**Work instruction:** Filter the data below, keeping only lines that contain "likes".

[Entries taken from a collection]
▶

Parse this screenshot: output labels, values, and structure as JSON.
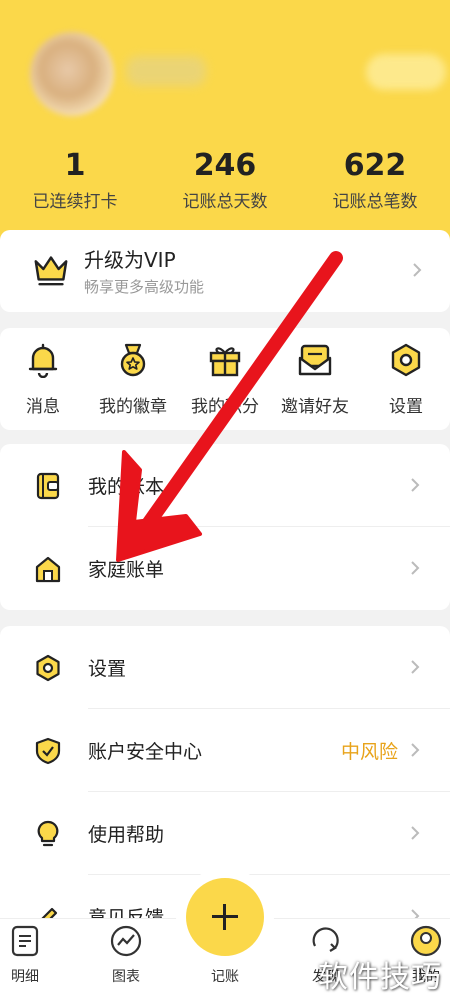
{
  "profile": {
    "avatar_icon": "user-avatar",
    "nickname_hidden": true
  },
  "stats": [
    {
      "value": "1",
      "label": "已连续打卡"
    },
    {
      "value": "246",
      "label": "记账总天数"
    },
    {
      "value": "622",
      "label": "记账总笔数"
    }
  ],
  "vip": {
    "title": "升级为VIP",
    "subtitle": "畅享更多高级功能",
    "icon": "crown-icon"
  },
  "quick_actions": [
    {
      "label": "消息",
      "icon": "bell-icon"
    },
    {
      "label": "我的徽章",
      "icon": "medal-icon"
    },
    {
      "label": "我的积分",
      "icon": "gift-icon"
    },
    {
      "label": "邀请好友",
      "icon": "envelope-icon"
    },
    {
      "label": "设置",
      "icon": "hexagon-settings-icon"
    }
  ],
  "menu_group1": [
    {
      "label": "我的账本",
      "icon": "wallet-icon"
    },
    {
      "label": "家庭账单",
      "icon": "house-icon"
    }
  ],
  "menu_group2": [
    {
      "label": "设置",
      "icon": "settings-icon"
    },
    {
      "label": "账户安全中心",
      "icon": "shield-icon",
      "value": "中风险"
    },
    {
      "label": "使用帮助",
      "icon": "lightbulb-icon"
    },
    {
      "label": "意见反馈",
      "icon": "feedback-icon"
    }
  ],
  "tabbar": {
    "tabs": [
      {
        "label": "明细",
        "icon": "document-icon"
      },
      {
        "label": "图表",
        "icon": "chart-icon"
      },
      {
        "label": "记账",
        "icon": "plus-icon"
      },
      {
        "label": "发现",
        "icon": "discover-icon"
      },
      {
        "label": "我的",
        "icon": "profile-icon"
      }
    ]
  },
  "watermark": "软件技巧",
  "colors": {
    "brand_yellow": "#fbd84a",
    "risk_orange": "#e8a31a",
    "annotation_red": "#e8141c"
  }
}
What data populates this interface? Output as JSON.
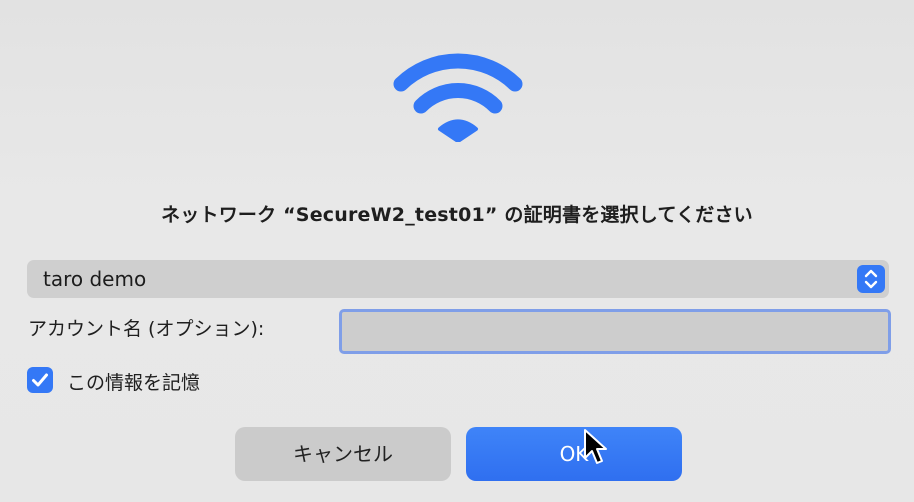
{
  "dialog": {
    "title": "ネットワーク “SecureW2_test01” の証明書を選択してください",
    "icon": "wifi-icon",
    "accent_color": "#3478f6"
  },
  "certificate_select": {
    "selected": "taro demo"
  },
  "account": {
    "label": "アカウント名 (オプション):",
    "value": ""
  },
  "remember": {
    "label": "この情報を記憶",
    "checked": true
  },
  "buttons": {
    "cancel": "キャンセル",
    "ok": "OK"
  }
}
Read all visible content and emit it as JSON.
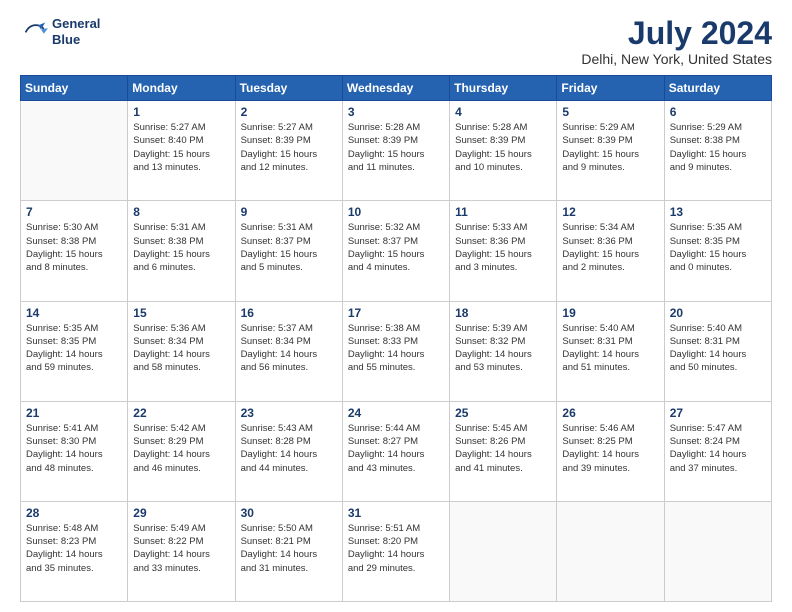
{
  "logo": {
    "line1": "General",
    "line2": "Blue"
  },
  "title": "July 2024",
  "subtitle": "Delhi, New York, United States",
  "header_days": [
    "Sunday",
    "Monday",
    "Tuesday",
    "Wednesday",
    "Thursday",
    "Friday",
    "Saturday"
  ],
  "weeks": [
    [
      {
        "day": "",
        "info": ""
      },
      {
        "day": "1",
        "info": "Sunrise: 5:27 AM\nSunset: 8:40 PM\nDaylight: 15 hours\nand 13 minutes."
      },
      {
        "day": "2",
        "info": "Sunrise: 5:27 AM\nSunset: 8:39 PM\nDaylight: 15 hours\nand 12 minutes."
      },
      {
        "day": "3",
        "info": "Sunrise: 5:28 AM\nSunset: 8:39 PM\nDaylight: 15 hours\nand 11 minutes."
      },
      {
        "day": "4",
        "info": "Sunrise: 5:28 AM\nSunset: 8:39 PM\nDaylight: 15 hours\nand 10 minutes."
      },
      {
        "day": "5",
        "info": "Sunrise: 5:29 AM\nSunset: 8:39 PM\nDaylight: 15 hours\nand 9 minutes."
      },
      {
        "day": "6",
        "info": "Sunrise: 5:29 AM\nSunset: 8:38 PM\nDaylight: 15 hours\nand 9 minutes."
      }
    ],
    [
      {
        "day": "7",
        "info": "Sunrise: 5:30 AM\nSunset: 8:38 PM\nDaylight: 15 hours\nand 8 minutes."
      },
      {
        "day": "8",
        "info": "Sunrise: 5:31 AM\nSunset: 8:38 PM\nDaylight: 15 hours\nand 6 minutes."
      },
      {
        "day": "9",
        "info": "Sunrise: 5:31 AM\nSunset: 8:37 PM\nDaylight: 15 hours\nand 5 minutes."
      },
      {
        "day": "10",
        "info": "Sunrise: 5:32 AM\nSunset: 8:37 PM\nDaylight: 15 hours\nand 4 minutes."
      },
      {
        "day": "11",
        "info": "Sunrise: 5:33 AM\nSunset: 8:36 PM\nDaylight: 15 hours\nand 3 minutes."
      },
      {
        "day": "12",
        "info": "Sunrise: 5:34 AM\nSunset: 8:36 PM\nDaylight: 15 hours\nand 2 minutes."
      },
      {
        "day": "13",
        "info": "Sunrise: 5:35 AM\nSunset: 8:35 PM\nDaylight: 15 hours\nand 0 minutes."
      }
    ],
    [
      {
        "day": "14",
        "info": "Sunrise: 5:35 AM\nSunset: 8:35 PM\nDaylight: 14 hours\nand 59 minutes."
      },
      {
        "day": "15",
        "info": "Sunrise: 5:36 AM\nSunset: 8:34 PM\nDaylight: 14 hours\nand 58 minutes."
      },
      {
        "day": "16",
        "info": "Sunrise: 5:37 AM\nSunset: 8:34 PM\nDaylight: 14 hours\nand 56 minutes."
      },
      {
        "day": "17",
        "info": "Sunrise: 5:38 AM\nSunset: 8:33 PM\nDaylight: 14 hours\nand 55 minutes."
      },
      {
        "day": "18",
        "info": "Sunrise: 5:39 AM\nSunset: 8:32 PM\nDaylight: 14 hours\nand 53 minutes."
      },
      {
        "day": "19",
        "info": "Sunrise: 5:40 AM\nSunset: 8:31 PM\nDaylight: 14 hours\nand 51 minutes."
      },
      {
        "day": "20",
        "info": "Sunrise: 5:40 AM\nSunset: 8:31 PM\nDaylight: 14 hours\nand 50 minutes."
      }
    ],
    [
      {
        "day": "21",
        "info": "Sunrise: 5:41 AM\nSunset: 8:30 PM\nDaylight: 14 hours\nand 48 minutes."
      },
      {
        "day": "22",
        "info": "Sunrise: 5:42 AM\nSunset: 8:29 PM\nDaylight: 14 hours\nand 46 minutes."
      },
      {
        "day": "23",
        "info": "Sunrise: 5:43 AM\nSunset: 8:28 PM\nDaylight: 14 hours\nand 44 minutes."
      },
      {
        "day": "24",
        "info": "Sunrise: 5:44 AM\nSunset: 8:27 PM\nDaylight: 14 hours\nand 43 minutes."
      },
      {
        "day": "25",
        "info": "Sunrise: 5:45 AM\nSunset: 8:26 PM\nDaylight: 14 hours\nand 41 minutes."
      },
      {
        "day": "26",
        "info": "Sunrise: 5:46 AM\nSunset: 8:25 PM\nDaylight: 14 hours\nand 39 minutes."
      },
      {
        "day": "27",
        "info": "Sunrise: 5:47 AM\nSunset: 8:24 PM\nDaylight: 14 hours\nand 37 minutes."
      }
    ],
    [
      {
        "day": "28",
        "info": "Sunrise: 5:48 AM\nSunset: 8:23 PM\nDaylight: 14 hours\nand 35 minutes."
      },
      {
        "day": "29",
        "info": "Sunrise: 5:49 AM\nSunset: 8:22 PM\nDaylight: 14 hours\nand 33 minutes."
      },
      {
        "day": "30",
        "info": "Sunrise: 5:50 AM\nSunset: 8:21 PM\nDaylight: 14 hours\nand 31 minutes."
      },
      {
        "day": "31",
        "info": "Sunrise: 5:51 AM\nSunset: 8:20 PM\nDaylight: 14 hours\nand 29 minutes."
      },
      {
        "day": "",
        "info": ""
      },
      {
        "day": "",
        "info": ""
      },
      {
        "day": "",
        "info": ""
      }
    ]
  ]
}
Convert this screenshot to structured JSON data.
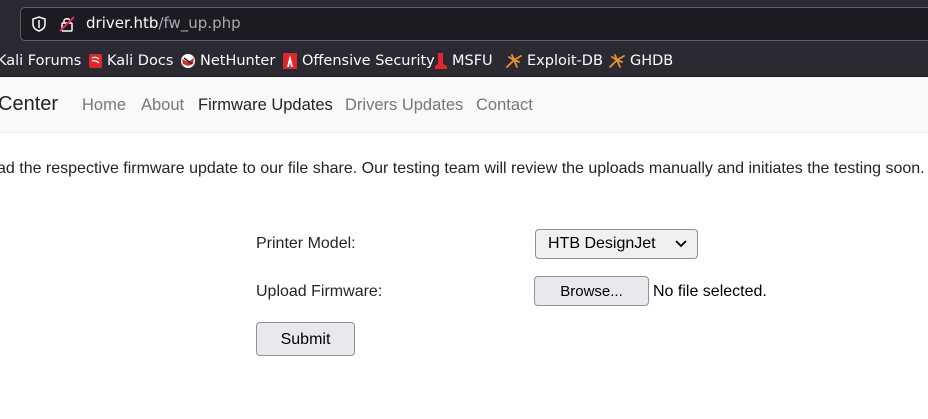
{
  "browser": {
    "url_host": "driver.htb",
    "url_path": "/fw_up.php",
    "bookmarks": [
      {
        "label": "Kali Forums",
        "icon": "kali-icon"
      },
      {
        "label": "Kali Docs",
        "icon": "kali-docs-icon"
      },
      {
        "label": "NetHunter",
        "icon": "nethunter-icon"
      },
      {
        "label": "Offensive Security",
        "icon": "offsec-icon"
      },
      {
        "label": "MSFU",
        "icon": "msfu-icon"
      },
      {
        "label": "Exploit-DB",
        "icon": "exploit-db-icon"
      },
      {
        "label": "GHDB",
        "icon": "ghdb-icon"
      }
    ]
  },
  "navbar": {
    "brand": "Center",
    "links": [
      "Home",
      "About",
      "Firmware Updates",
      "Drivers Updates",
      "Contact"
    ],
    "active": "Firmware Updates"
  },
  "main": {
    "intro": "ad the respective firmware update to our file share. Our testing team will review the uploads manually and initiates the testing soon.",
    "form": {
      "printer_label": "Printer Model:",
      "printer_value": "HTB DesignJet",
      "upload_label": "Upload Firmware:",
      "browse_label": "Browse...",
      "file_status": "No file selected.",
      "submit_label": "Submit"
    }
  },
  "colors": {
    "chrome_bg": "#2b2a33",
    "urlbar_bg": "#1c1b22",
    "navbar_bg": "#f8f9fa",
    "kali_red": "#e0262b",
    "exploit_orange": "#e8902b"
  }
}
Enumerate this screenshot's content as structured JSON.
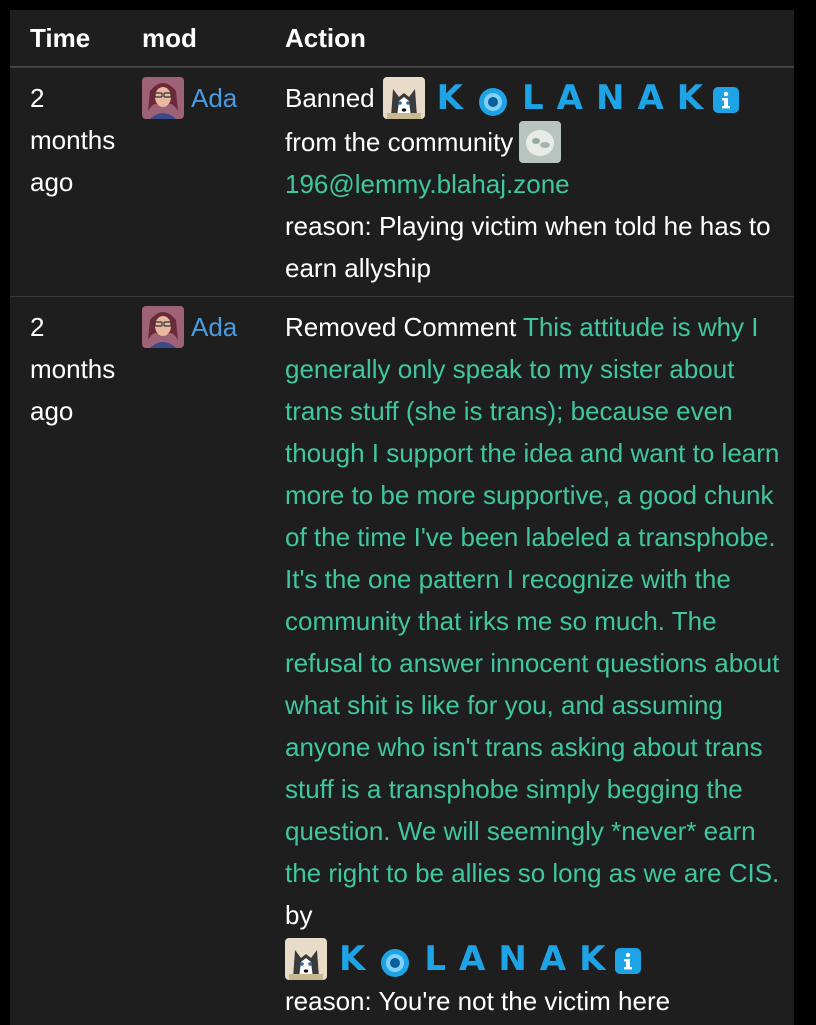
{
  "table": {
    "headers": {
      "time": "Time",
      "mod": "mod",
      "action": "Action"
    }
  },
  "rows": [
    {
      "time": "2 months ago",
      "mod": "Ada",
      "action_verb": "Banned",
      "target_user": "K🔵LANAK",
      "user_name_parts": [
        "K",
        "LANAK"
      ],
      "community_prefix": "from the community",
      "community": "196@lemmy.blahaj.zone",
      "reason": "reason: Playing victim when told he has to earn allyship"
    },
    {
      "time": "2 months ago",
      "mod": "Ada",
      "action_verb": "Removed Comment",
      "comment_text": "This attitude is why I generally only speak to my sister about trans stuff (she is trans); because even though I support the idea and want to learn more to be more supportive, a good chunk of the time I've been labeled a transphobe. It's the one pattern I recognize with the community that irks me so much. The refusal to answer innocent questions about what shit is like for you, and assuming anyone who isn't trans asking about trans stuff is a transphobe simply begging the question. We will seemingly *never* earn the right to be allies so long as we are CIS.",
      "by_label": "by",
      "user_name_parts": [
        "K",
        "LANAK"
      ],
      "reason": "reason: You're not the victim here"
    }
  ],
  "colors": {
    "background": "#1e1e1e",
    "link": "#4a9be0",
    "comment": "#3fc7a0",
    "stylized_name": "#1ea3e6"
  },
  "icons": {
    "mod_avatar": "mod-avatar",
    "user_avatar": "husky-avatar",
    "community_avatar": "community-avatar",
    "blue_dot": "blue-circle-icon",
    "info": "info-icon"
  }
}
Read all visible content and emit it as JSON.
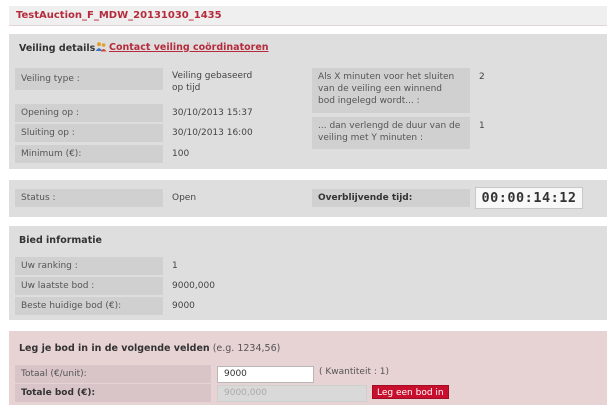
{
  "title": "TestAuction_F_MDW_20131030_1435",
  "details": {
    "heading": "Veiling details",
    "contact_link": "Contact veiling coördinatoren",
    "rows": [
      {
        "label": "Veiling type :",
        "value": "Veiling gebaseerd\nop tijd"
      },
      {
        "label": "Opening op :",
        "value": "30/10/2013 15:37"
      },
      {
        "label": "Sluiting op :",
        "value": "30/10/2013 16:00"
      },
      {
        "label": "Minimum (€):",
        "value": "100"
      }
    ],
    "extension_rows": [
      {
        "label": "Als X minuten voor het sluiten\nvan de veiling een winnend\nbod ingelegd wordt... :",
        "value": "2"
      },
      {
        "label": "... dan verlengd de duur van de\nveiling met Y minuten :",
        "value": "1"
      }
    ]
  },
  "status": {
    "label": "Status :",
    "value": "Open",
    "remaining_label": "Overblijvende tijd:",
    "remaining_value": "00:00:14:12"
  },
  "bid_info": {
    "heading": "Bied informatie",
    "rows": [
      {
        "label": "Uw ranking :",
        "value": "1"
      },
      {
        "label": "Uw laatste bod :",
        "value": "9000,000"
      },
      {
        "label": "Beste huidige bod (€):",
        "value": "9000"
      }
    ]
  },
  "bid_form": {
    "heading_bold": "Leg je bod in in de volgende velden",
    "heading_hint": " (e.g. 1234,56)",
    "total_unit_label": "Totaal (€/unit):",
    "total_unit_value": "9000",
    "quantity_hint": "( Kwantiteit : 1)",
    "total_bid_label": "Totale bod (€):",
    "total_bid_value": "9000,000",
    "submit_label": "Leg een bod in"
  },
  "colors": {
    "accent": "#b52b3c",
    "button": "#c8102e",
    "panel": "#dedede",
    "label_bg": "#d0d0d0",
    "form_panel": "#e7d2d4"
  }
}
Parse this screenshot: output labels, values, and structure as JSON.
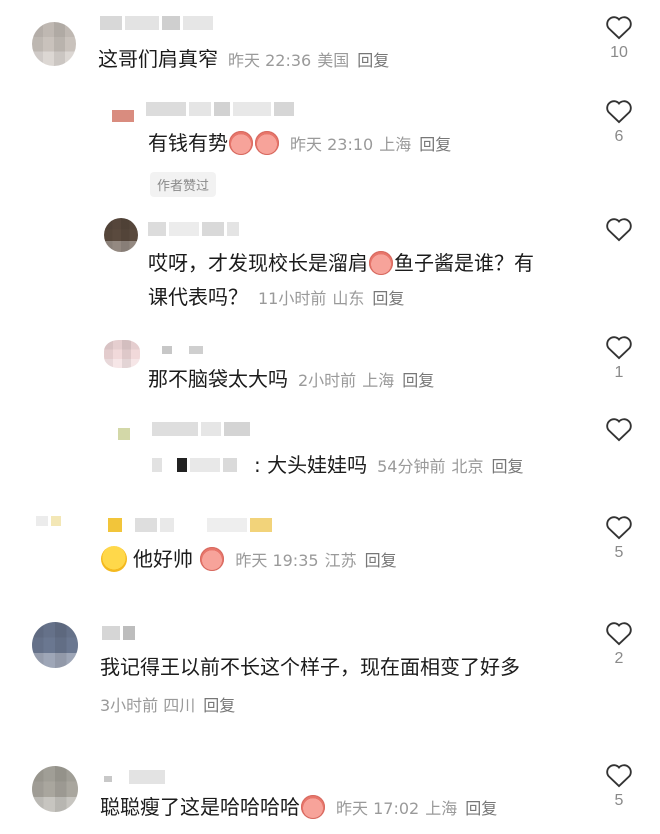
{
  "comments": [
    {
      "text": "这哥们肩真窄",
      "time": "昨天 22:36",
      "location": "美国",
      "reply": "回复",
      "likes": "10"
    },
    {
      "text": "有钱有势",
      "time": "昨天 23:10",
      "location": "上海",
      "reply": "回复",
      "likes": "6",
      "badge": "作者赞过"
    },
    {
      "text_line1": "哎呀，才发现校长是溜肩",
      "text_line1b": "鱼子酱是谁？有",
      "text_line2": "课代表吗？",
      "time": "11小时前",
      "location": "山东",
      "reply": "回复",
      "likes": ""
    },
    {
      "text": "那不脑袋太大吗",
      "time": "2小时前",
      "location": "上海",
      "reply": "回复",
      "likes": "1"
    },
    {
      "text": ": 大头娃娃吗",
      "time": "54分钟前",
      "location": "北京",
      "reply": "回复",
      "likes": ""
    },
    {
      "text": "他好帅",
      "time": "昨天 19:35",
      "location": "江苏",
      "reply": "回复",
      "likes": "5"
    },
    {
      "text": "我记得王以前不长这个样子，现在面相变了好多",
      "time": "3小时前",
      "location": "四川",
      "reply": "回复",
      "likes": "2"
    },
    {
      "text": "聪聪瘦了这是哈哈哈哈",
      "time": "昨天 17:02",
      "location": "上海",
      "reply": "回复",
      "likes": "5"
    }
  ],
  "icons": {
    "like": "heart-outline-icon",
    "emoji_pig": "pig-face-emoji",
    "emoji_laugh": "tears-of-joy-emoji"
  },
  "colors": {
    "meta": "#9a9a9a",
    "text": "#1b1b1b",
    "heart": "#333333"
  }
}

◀

**Solution:**
      "likes": "10"
      "likes": "6",
      "likes": ""
      "likes": "1"
      "likes": ""
      "likes": "5"
      "likes": "2"
      "likes": "5"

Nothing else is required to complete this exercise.